Website and app data records
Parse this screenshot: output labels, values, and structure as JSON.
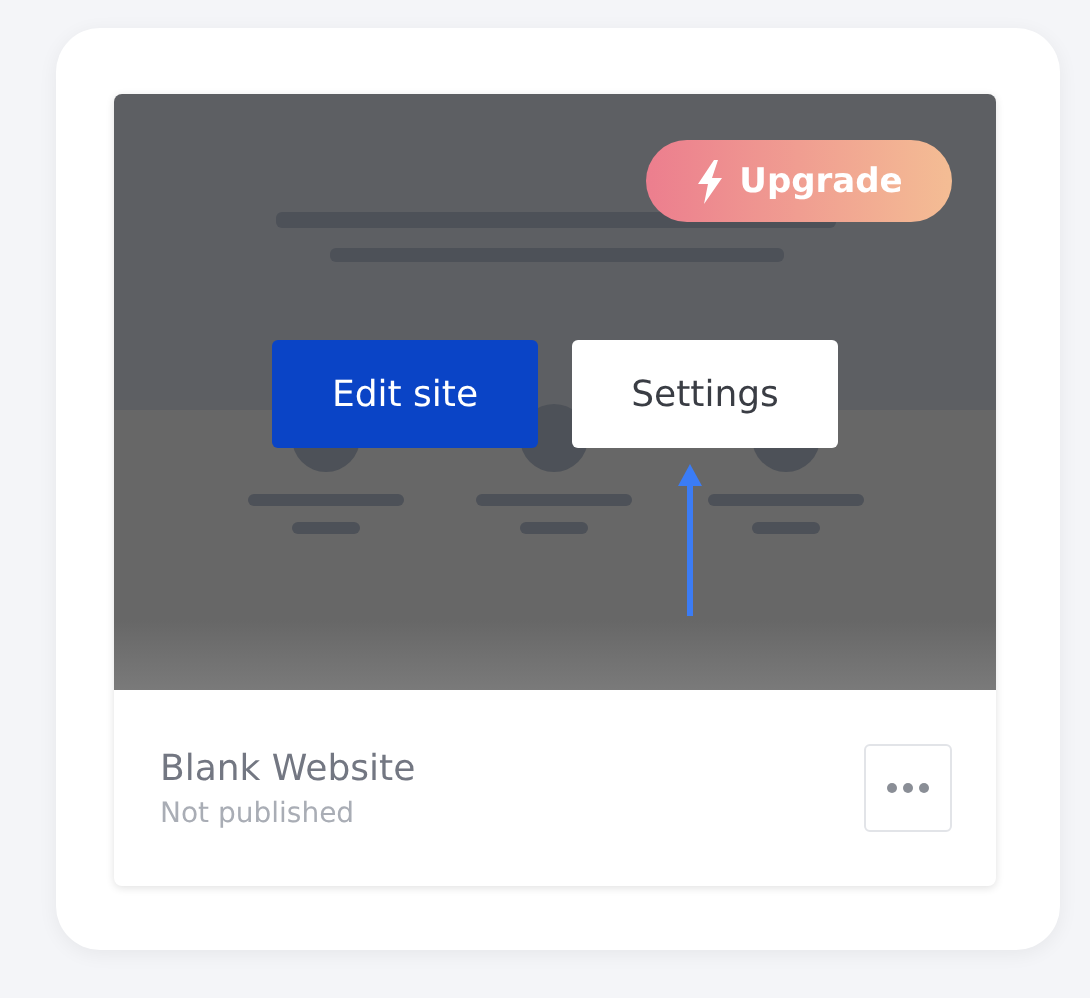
{
  "card": {
    "upgrade_badge": "Upgrade",
    "actions": [
      {
        "label": "Edit site",
        "kind": "primary"
      },
      {
        "label": "Settings",
        "kind": "secondary"
      }
    ],
    "site_name": "Blank Website",
    "status": "Not published"
  }
}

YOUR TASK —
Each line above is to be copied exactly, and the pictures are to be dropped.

SOLVED PROBLEM —
Parse this screenshot: output labels, values, and structure as JSON.
{
  "card": {
    "upgrade_badge": "Upgrade",
    "actions": [
      {
        "label": "Edit site",
        "kind": "primary"
      },
      {
        "label": "Settings",
        "kind": "secondary"
      }
    ],
    "site_name": "Blank Website",
    "status": "Not published"
  }
}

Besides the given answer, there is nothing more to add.